WORK REQUEST: Having read the records, set them all down exactly as they appear.

[Stored dataset items]
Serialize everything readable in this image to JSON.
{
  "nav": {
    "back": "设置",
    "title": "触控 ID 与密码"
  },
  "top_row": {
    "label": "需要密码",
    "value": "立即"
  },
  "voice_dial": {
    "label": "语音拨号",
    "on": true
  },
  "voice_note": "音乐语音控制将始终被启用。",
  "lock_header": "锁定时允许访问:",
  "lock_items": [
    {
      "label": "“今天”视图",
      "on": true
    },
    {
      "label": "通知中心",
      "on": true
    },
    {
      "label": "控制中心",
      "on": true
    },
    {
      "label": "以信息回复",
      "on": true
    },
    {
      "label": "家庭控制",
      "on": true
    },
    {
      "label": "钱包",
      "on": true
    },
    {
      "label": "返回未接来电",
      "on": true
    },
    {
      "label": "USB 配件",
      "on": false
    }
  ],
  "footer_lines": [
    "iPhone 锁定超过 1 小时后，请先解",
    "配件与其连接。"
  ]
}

TASK RESULT:
Serialize everything readable in this image to JSON.
{
  "nav": {
    "back": "设置",
    "title": "触控 ID 与密码"
  },
  "top_row": {
    "label": "需要密码",
    "value": "立即"
  },
  "voice_dial": {
    "label": "语音拨号",
    "on": true
  },
  "voice_note": "音乐语音控制将始终被启用。",
  "lock_header": "锁定时允许访问:",
  "lock_items": [
    {
      "label": "“今天”视图",
      "on": true
    },
    {
      "label": "通知中心",
      "on": true
    },
    {
      "label": "控制中心",
      "on": true
    },
    {
      "label": "以信息回复",
      "on": true
    },
    {
      "label": "家庭控制",
      "on": true
    },
    {
      "label": "钱包",
      "on": true
    },
    {
      "label": "返回未接来电",
      "on": true
    },
    {
      "label": "USB 配件",
      "on": false
    }
  ],
  "footer_lines": [
    "iPhone 锁定超过 1 小时后，请先解",
    "配件与其连接。"
  ]
}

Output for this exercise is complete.